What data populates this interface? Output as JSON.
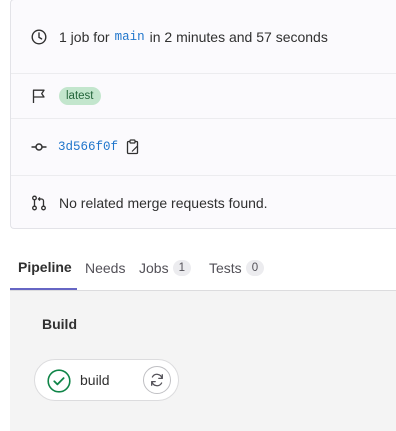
{
  "commit_info": {
    "job_count": "1 job for",
    "branch": "main",
    "duration": "in 2 minutes and 57 seconds",
    "tag": "latest",
    "commit_sha": "3d566f0f",
    "merge_requests": "No related merge requests found."
  },
  "tabs": [
    {
      "label": "Pipeline",
      "active": true
    },
    {
      "label": "Needs"
    },
    {
      "label": "Jobs",
      "count": "1"
    },
    {
      "label": "Tests",
      "count": "0"
    }
  ],
  "pipeline": {
    "stage": "Build",
    "job": {
      "name": "build",
      "status": "success",
      "status_icon": "check-circle-icon",
      "action_icon": "retry-icon"
    }
  },
  "colors": {
    "success": "#108548",
    "link": "#1f75cb",
    "tab_active_border": "#6666c4",
    "badge_bg": "#c3e6cd"
  }
}
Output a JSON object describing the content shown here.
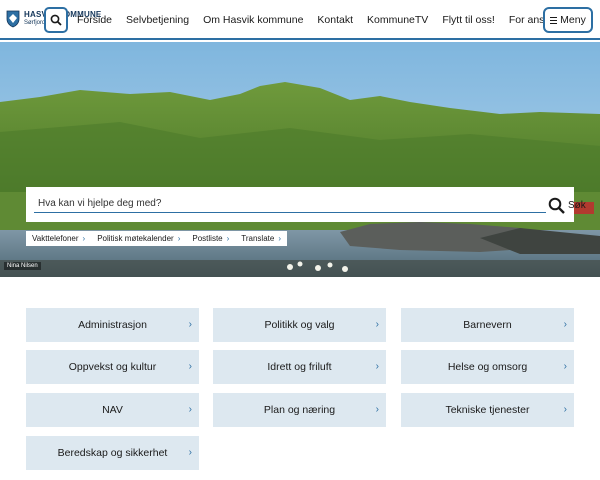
{
  "brand": {
    "name_line1": "HASVIK KOMMUNE",
    "name_line2": "Sørfjorden lokalt",
    "logo_icon": "shield-icon"
  },
  "header": {
    "search_icon": "search-icon",
    "nav": [
      "Forside",
      "Selvbetjening",
      "Om Hasvik kommune",
      "Kontakt",
      "KommuneTV",
      "Flytt til oss!",
      "For ansatte"
    ],
    "menu_label": "Meny",
    "menu_icon": "hamburger-icon",
    "accent_color": "#2d6fa3"
  },
  "hero": {
    "search_placeholder": "Hva kan vi hjelpe deg med?",
    "search_button_label": "Søk",
    "quicklinks": [
      "Vakttelefoner",
      "Politisk møtekalender",
      "Postliste",
      "Translate"
    ],
    "photo_credit": "Nina Nilsen"
  },
  "services": [
    "Administrasjon",
    "Politikk og valg",
    "Barnevern",
    "Oppvekst og kultur",
    "Idrett og friluft",
    "Helse og omsorg",
    "NAV",
    "Plan og næring",
    "Tekniske tjenester",
    "Beredskap og sikkerhet"
  ],
  "colors": {
    "card_bg": "#dde8f0",
    "chevron": "#2d6fa3"
  }
}
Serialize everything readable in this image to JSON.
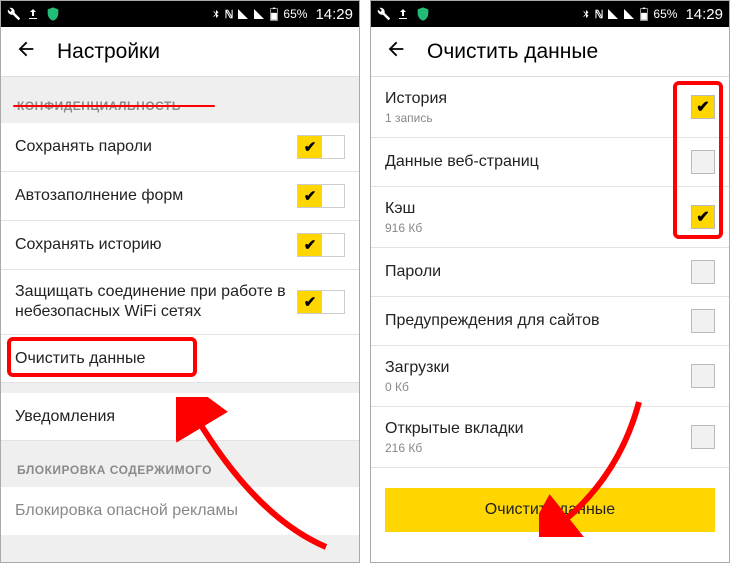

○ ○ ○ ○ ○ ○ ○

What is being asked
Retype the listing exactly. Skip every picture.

Problem solution
What data populates this interface? Output as JSON.
{
  "commit_info": {
    "job_count": "1 job for",
    "branch": "main",
    "duration": "in 2 minutes and 57 seconds",
    "tag": "latest",
    "commit_sha": "3d566f0f",
    "merge_requests": "No related merge requests found."
  },
  "tabs": [
    {
      "label": "Pipeline",
      "active": true
    },
    {
      "label": "Needs"
    },
    {
      "label": "Jobs",
      "count": "1"
    },
    {
      "label": "Tests",
      "count": "0"
    }
  ],
  "pipeline": {
    "stage": "Build",
    "job": {
      "name": "build",
      "status": "success",
      "status_icon": "check-circle-icon",
      "action_icon": "retry-icon"
    }
  },
  "colors": {
    "success": "#108548",
    "link": "#1f75cb",
    "tab_active_border": "#6666c4",
    "badge_bg": "#c3e6cd"
  }
}
Output a JSON object describing the content shown here.
{
  "brand": {
    "name_line1": "HASVIK KOMMUNE",
    "name_line2": "Sørfjorden lokalt",
    "logo_icon": "shield-icon"
  },
  "header": {
    "search_icon": "search-icon",
    "nav": [
      "Forside",
      "Selvbetjening",
      "Om Hasvik kommune",
      "Kontakt",
      "KommuneTV",
      "Flytt til oss!",
      "For ansatte"
    ],
    "menu_label": "Meny",
    "menu_icon": "hamburger-icon",
    "accent_color": "#2d6fa3"
  },
  "hero": {
    "search_placeholder": "Hva kan vi hjelpe deg med?",
    "search_button_label": "Søk",
    "quicklinks": [
      "Vakttelefoner",
      "Politisk møtekalender",
      "Postliste",
      "Translate"
    ],
    "photo_credit": "Nina Nilsen"
  },
  "services": [
    "Administrasjon",
    "Politikk og valg",
    "Barnevern",
    "Oppvekst og kultur",
    "Idrett og friluft",
    "Helse og omsorg",
    "NAV",
    "Plan og næring",
    "Tekniske tjenester",
    "Beredskap og sikkerhet"
  ],
  "colors": {
    "card_bg": "#dde8f0",
    "chevron": "#2d6fa3"
  }
}
Serialize everything readable in this image to JSON.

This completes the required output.